(Data records for software interfaces)
────────────────────
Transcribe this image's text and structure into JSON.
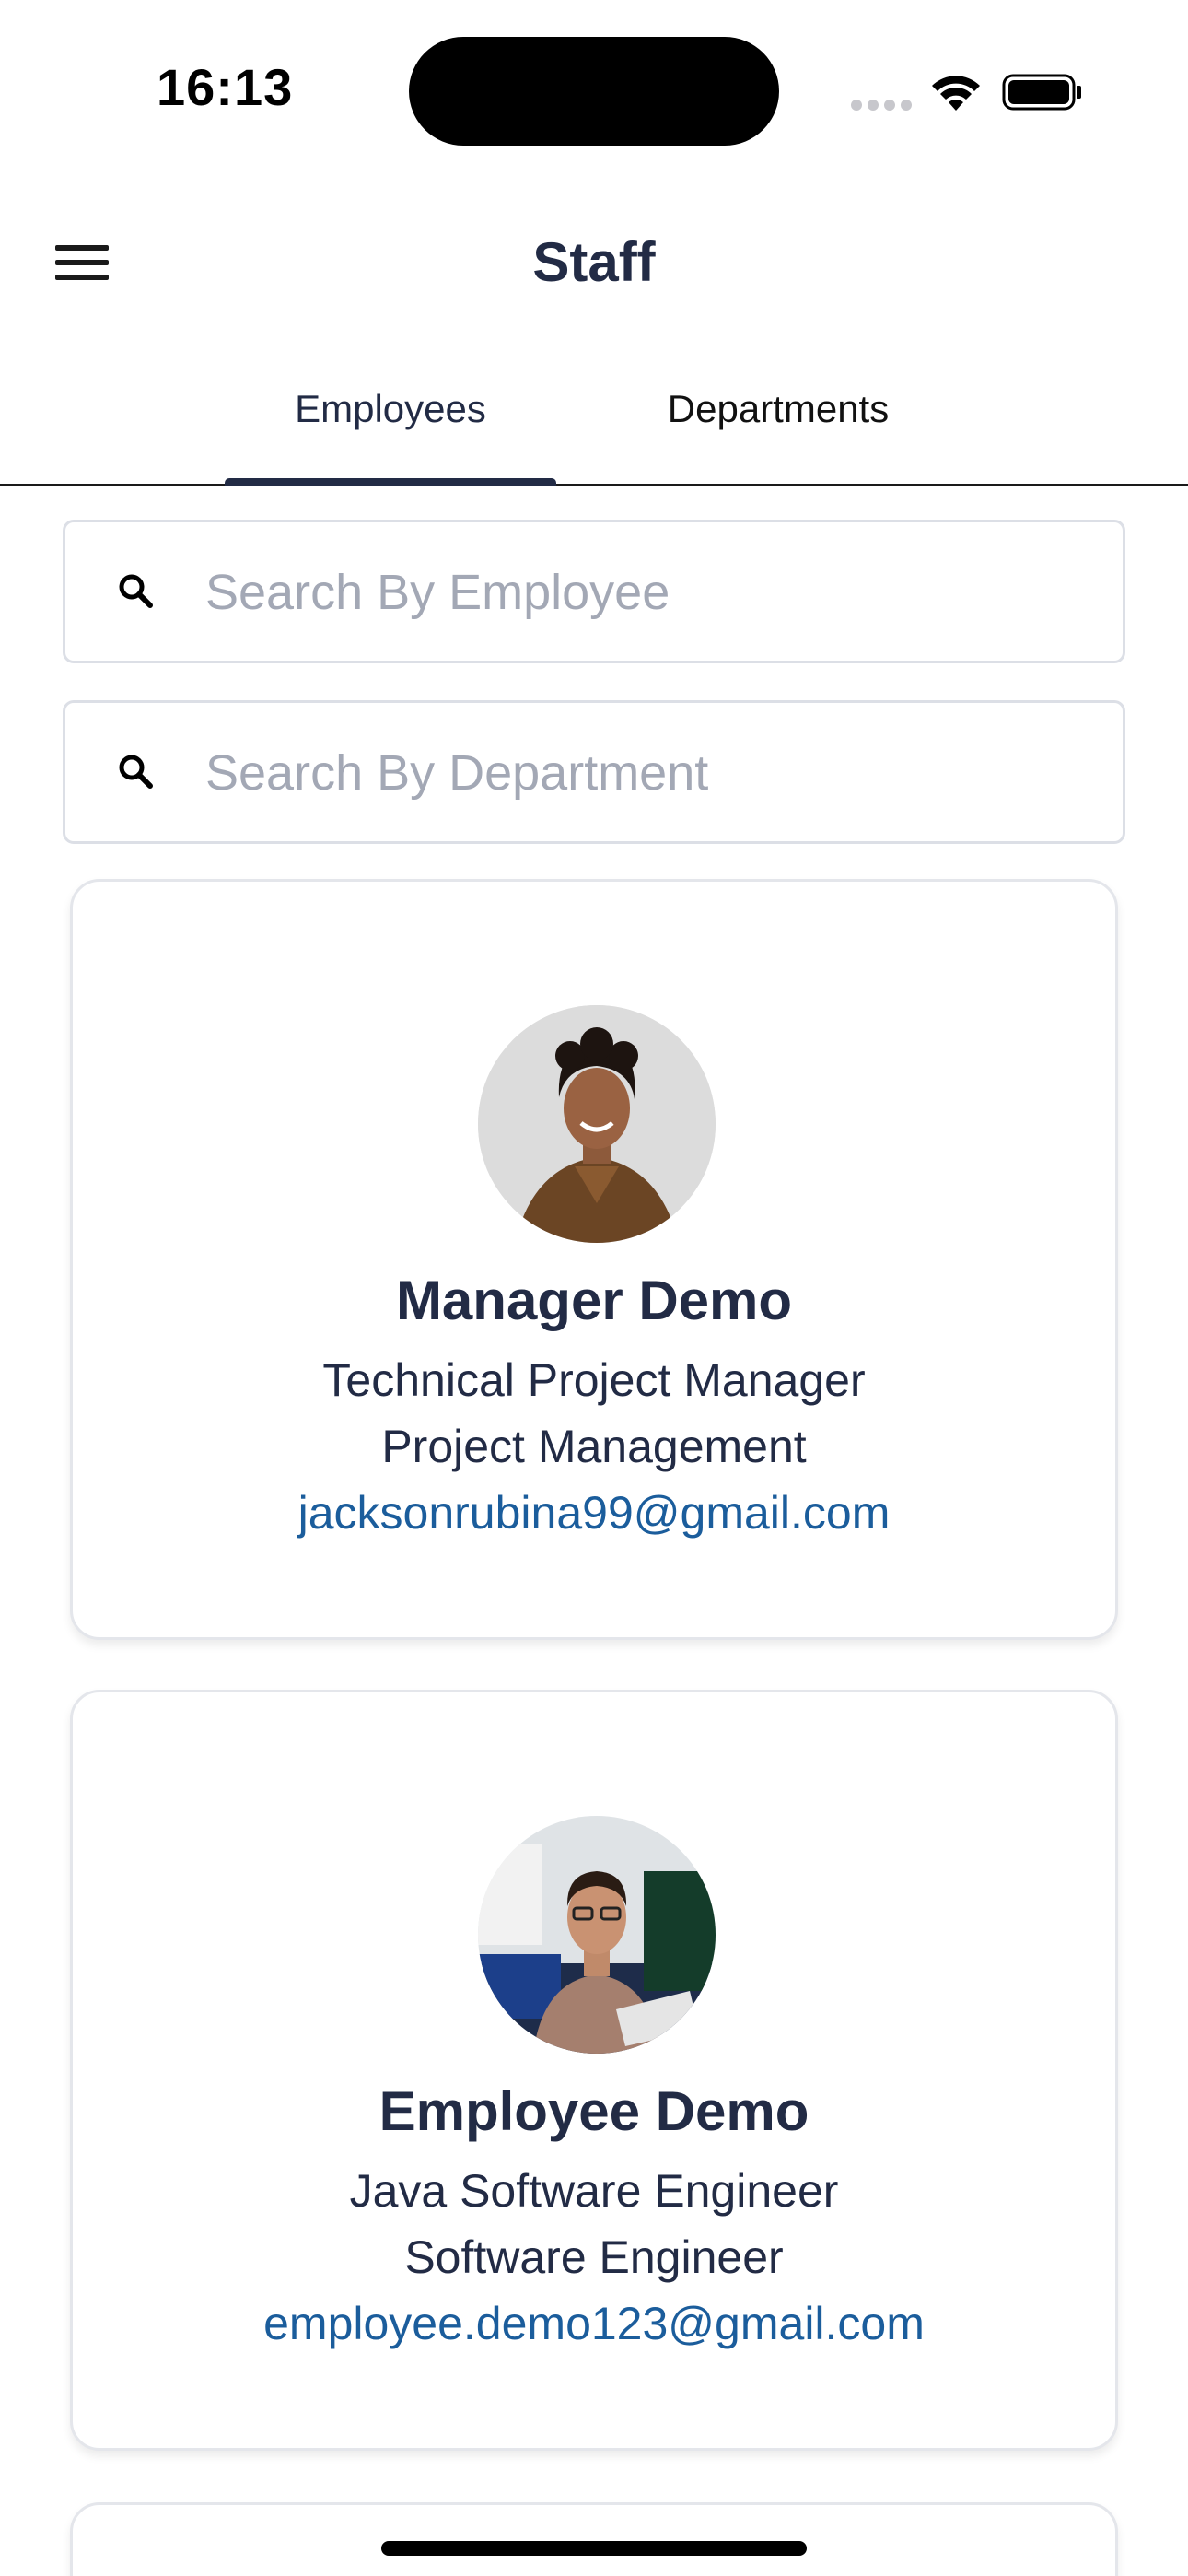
{
  "status_bar": {
    "time": "16:13"
  },
  "header": {
    "title": "Staff",
    "menu_icon": "hamburger-menu-icon"
  },
  "tabs": [
    {
      "label": "Employees",
      "active": true
    },
    {
      "label": "Departments",
      "active": false
    }
  ],
  "search": {
    "employee_placeholder": "Search By Employee",
    "employee_value": "",
    "department_placeholder": "Search By Department",
    "department_value": "",
    "icon": "search-icon"
  },
  "employees": [
    {
      "name": "Manager Demo",
      "title": "Technical Project Manager",
      "department": "Project Management",
      "email": "jacksonrubina99@gmail.com"
    },
    {
      "name": "Employee Demo",
      "title": "Java Software Engineer",
      "department": "Software Engineer",
      "email": "employee.demo123@gmail.com"
    }
  ],
  "colors": {
    "primary_text": "#222b45",
    "link": "#1b5d9c",
    "border": "#dcdfe6",
    "placeholder": "#a3a8b5"
  }
}
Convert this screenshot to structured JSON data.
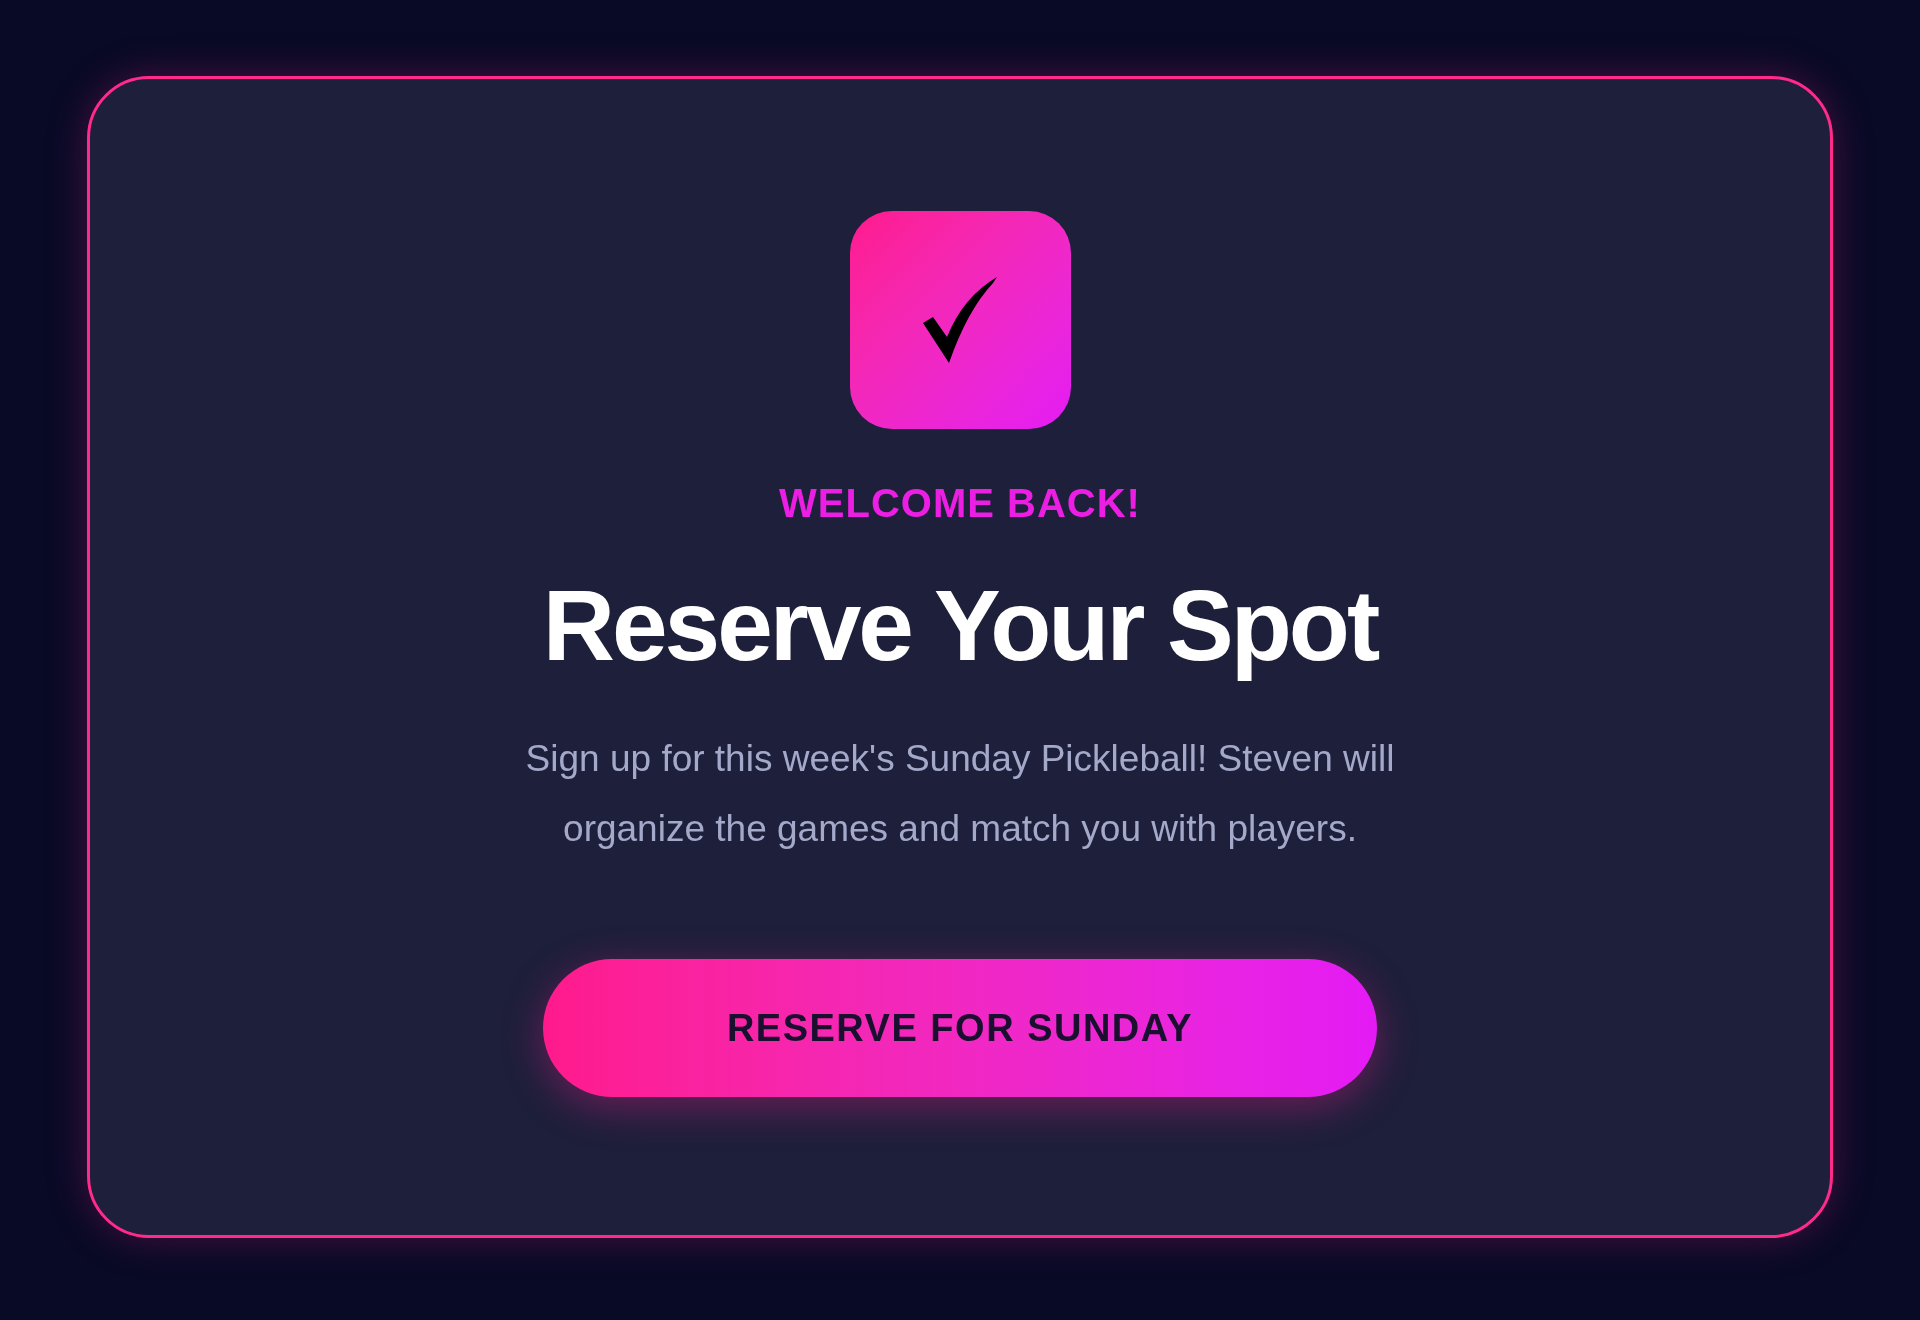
{
  "eyebrow": "WELCOME BACK!",
  "title": "Reserve Your Spot",
  "description": "Sign up for this week's Sunday Pickleball! Steven will organize the games and match you with players.",
  "button": {
    "label": "RESERVE FOR SUNDAY"
  }
}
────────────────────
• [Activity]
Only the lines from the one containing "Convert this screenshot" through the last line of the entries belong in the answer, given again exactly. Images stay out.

• [Written answer]
Convert this screenshot to structured JSON data.
{
  "eyebrow": "WELCOME BACK!",
  "title": "Reserve Your Spot",
  "description": "Sign up for this week's Sunday Pickleball! Steven will organize the games and match you with players.",
  "button": {
    "label": "RESERVE FOR SUNDAY"
  }
}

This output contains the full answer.